| Prompt |
Repeat the data below with no changes.

| Information provided |
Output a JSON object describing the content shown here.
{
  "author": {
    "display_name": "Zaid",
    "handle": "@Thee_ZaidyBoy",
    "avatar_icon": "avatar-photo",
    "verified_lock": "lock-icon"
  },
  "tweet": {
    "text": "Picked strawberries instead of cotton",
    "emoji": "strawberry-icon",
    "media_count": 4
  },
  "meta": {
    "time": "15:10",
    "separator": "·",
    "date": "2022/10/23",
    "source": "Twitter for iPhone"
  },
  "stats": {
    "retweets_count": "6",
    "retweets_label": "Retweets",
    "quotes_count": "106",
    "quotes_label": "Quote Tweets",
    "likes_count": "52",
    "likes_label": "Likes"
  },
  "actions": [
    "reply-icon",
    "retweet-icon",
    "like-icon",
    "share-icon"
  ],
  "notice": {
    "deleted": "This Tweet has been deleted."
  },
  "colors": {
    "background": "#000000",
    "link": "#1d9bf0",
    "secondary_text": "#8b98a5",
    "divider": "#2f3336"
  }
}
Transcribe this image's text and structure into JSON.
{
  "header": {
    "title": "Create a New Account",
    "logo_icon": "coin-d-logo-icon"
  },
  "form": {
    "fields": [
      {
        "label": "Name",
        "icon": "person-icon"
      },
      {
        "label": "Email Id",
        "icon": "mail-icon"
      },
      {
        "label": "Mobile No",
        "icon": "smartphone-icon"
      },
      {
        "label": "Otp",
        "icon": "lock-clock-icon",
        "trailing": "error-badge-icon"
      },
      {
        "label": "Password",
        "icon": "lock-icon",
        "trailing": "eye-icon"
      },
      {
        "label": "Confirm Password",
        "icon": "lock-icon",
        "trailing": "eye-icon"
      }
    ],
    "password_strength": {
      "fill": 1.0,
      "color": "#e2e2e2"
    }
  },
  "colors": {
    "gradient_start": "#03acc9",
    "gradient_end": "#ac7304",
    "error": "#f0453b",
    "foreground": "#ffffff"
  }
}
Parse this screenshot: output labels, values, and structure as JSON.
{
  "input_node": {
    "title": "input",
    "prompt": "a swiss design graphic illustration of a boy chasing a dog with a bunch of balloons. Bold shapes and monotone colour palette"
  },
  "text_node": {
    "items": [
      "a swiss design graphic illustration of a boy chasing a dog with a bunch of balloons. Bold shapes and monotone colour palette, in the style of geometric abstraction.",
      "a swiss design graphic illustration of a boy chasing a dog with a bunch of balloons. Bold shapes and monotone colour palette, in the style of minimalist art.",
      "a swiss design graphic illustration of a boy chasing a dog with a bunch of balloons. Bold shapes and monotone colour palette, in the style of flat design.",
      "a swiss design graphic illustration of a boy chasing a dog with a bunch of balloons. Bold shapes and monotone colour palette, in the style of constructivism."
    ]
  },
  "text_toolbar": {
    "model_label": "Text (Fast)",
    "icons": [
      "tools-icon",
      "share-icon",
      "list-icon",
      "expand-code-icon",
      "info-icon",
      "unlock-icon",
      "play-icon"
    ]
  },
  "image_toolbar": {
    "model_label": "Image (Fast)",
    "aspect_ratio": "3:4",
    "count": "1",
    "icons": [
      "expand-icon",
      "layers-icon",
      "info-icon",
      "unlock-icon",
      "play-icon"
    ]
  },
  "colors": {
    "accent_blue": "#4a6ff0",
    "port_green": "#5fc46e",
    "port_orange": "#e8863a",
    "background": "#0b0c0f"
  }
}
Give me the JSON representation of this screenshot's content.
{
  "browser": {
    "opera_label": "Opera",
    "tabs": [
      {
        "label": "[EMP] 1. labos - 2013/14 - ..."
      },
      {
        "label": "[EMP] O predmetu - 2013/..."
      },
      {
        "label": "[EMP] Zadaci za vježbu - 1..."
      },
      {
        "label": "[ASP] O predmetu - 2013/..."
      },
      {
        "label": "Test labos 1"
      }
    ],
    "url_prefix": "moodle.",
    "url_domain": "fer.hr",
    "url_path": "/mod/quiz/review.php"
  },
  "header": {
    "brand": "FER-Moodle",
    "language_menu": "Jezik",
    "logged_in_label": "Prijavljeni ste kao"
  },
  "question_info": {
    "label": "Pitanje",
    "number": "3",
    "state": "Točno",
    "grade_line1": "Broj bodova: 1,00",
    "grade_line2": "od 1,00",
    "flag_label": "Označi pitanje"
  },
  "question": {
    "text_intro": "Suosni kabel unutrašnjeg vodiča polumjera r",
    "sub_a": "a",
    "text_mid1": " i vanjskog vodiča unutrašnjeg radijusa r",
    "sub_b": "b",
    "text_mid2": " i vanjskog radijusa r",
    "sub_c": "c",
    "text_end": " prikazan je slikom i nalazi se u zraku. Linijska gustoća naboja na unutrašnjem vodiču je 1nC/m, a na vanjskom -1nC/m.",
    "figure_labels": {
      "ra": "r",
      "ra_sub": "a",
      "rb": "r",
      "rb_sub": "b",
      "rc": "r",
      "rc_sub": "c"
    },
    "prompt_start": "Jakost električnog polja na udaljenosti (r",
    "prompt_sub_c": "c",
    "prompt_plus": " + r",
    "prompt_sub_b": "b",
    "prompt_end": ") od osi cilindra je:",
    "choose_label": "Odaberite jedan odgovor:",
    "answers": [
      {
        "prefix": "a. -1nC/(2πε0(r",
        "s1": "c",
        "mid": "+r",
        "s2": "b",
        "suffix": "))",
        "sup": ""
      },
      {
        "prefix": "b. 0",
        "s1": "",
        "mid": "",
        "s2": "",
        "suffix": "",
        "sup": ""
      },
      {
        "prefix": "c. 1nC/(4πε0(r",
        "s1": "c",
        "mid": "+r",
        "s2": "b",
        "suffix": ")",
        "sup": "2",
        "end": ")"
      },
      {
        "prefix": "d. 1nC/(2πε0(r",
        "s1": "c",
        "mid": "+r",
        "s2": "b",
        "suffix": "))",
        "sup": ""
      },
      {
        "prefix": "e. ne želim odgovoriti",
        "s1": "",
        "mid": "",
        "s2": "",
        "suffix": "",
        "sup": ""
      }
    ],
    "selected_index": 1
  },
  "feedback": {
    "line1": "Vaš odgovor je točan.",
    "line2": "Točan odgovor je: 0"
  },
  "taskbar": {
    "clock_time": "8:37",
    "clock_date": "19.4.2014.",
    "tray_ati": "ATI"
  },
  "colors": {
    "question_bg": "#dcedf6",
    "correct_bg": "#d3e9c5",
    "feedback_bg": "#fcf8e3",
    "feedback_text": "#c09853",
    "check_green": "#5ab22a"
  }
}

| Response |
Output a JSON object describing the content shown here.
{
  "author": {
    "display_name": "Zaid",
    "handle": "@Thee_ZaidyBoy",
    "avatar_icon": "avatar-photo",
    "verified_lock": "lock-icon"
  },
  "tweet": {
    "text": "Picked strawberries instead of cotton",
    "emoji": "strawberry-icon",
    "media_count": 4
  },
  "meta": {
    "time": "15:10",
    "separator": "·",
    "date": "2022/10/23",
    "source": "Twitter for iPhone"
  },
  "stats": {
    "retweets_count": "6",
    "retweets_label": "Retweets",
    "quotes_count": "106",
    "quotes_label": "Quote Tweets",
    "likes_count": "52",
    "likes_label": "Likes"
  },
  "actions": [
    "reply-icon",
    "retweet-icon",
    "like-icon",
    "share-icon"
  ],
  "notice": {
    "deleted": "This Tweet has been deleted."
  },
  "colors": {
    "background": "#000000",
    "link": "#1d9bf0",
    "secondary_text": "#8b98a5",
    "divider": "#2f3336"
  }
}
Transcribe this image's text and structure into JSON.
{
  "header": {
    "title": "Create a New Account",
    "logo_icon": "coin-d-logo-icon"
  },
  "form": {
    "fields": [
      {
        "label": "Name",
        "icon": "person-icon"
      },
      {
        "label": "Email Id",
        "icon": "mail-icon"
      },
      {
        "label": "Mobile No",
        "icon": "smartphone-icon"
      },
      {
        "label": "Otp",
        "icon": "lock-clock-icon",
        "trailing": "error-badge-icon"
      },
      {
        "label": "Password",
        "icon": "lock-icon",
        "trailing": "eye-icon"
      },
      {
        "label": "Confirm Password",
        "icon": "lock-icon",
        "trailing": "eye-icon"
      }
    ],
    "password_strength": {
      "fill": 1.0,
      "color": "#e2e2e2"
    }
  },
  "colors": {
    "gradient_start": "#03acc9",
    "gradient_end": "#ac7304",
    "error": "#f0453b",
    "foreground": "#ffffff"
  }
}
Parse this screenshot: output labels, values, and structure as JSON.
{
  "input_node": {
    "title": "input",
    "prompt": "a swiss design graphic illustration of a boy chasing a dog with a bunch of balloons. Bold shapes and monotone colour palette"
  },
  "text_node": {
    "items": [
      "a swiss design graphic illustration of a boy chasing a dog with a bunch of balloons. Bold shapes and monotone colour palette, in the style of geometric abstraction.",
      "a swiss design graphic illustration of a boy chasing a dog with a bunch of balloons. Bold shapes and monotone colour palette, in the style of minimalist art.",
      "a swiss design graphic illustration of a boy chasing a dog with a bunch of balloons. Bold shapes and monotone colour palette, in the style of flat design.",
      "a swiss design graphic illustration of a boy chasing a dog with a bunch of balloons. Bold shapes and monotone colour palette, in the style of constructivism."
    ]
  },
  "text_toolbar": {
    "model_label": "Text (Fast)",
    "icons": [
      "tools-icon",
      "share-icon",
      "list-icon",
      "expand-code-icon",
      "info-icon",
      "unlock-icon",
      "play-icon"
    ]
  },
  "image_toolbar": {
    "model_label": "Image (Fast)",
    "aspect_ratio": "3:4",
    "count": "1",
    "icons": [
      "expand-icon",
      "layers-icon",
      "info-icon",
      "unlock-icon",
      "play-icon"
    ]
  },
  "colors": {
    "accent_blue": "#4a6ff0",
    "port_green": "#5fc46e",
    "port_orange": "#e8863a",
    "background": "#0b0c0f"
  }
}
Give me the JSON representation of this screenshot's content.
{
  "browser": {
    "opera_label": "Opera",
    "tabs": [
      {
        "label": "[EMP] 1. labos - 2013/14 - ..."
      },
      {
        "label": "[EMP] O predmetu - 2013/..."
      },
      {
        "label": "[EMP] Zadaci za vježbu - 1..."
      },
      {
        "label": "[ASP] O predmetu - 2013/..."
      },
      {
        "label": "Test labos 1"
      }
    ],
    "url_prefix": "moodle.",
    "url_domain": "fer.hr",
    "url_path": "/mod/quiz/review.php"
  },
  "header": {
    "brand": "FER-Moodle",
    "language_menu": "Jezik",
    "logged_in_label": "Prijavljeni ste kao"
  },
  "question_info": {
    "label": "Pitanje",
    "number": "3",
    "state": "Točno",
    "grade_line1": "Broj bodova: 1,00",
    "grade_line2": "od 1,00",
    "flag_label": "Označi pitanje"
  },
  "question": {
    "text_intro": "Suosni kabel unutrašnjeg vodiča polumjera r",
    "sub_a": "a",
    "text_mid1": " i vanjskog vodiča unutrašnjeg radijusa r",
    "sub_b": "b",
    "text_mid2": " i vanjskog radijusa r",
    "sub_c": "c",
    "text_end": " prikazan je slikom i nalazi se u zraku. Linijska gustoća naboja na unutrašnjem vodiču je 1nC/m, a na vanjskom -1nC/m.",
    "figure_labels": {
      "ra": "r",
      "ra_sub": "a",
      "rb": "r",
      "rb_sub": "b",
      "rc": "r",
      "rc_sub": "c"
    },
    "prompt_start": "Jakost električnog polja na udaljenosti (r",
    "prompt_sub_c": "c",
    "prompt_plus": " + r",
    "prompt_sub_b": "b",
    "prompt_end": ") od osi cilindra je:",
    "choose_label": "Odaberite jedan odgovor:",
    "answers": [
      {
        "prefix": "a. -1nC/(2πε0(r",
        "s1": "c",
        "mid": "+r",
        "s2": "b",
        "suffix": "))",
        "sup": ""
      },
      {
        "prefix": "b. 0",
        "s1": "",
        "mid": "",
        "s2": "",
        "suffix": "",
        "sup": ""
      },
      {
        "prefix": "c. 1nC/(4πε0(r",
        "s1": "c",
        "mid": "+r",
        "s2": "b",
        "suffix": ")",
        "sup": "2",
        "end": ")"
      },
      {
        "prefix": "d. 1nC/(2πε0(r",
        "s1": "c",
        "mid": "+r",
        "s2": "b",
        "suffix": "))",
        "sup": ""
      },
      {
        "prefix": "e. ne želim odgovoriti",
        "s1": "",
        "mid": "",
        "s2": "",
        "suffix": "",
        "sup": ""
      }
    ],
    "selected_index": 1
  },
  "feedback": {
    "line1": "Vaš odgovor je točan.",
    "line2": "Točan odgovor je: 0"
  },
  "taskbar": {
    "clock_time": "8:37",
    "clock_date": "19.4.2014.",
    "tray_ati": "ATI"
  },
  "colors": {
    "question_bg": "#dcedf6",
    "correct_bg": "#d3e9c5",
    "feedback_bg": "#fcf8e3",
    "feedback_text": "#c09853",
    "check_green": "#5ab22a"
  }
}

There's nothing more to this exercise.